**Your task:** Each line that contains the word "icon" is to be copied from the records below.

**Records to process:**

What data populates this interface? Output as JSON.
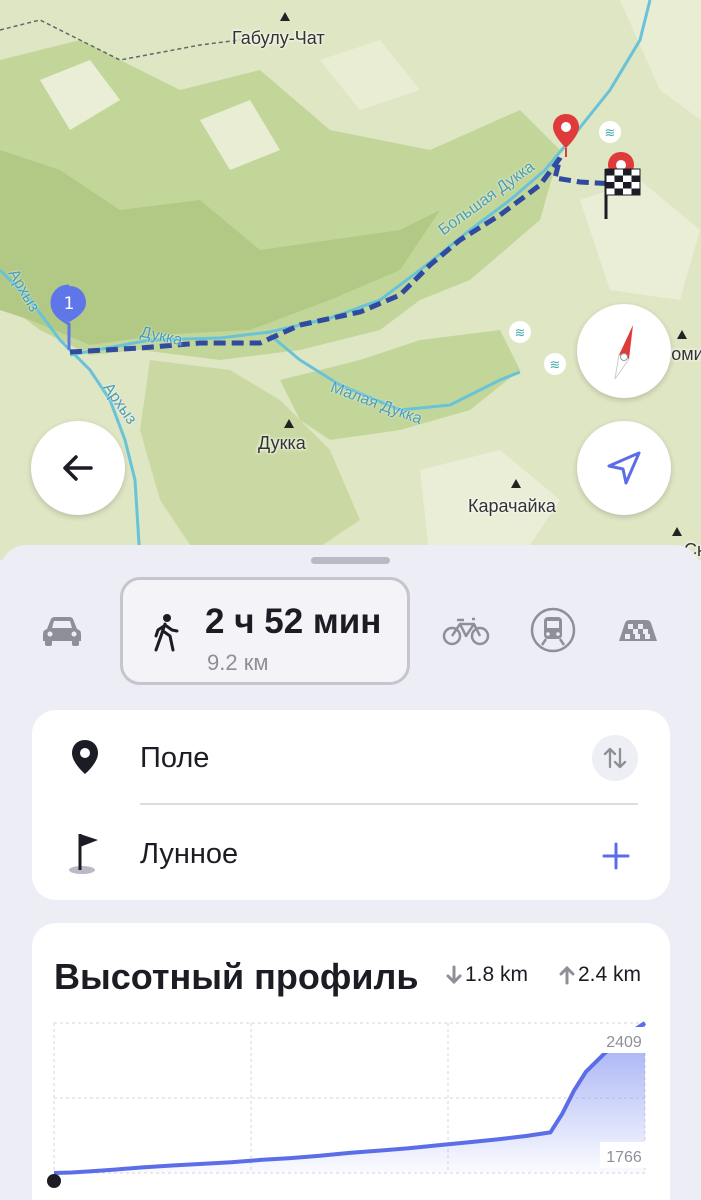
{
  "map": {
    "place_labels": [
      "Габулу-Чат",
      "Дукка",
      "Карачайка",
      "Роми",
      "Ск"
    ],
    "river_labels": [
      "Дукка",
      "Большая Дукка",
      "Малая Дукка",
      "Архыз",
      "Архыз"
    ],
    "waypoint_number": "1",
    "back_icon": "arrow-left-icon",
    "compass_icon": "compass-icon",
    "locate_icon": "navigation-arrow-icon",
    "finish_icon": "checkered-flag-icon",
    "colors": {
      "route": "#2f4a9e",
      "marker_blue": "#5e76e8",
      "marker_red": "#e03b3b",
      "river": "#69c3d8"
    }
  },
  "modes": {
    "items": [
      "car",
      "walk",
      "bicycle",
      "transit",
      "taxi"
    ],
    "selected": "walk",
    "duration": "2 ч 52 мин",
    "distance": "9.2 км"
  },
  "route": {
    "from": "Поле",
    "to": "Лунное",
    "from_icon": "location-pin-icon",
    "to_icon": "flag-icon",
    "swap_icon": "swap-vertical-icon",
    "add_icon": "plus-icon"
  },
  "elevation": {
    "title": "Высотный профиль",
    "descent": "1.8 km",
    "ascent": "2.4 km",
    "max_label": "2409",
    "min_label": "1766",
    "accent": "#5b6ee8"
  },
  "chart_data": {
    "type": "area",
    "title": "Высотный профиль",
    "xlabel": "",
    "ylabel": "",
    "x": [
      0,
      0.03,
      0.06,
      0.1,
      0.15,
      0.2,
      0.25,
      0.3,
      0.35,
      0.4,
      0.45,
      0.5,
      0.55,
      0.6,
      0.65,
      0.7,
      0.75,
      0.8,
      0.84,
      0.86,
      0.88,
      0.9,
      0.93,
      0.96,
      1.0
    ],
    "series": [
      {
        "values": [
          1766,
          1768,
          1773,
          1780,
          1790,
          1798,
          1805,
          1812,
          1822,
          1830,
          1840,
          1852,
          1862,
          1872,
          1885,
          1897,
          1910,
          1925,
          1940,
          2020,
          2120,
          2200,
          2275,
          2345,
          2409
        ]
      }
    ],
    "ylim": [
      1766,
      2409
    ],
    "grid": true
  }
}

**Response to this exercise:**
    "back_icon": "arrow-left-icon",
    "compass_icon": "compass-icon",
    "locate_icon": "navigation-arrow-icon",
    "finish_icon": "checkered-flag-icon",
    "from_icon": "location-pin-icon",
    "to_icon": "flag-icon",
    "swap_icon": "swap-vertical-icon",
    "add_icon": "plus-icon"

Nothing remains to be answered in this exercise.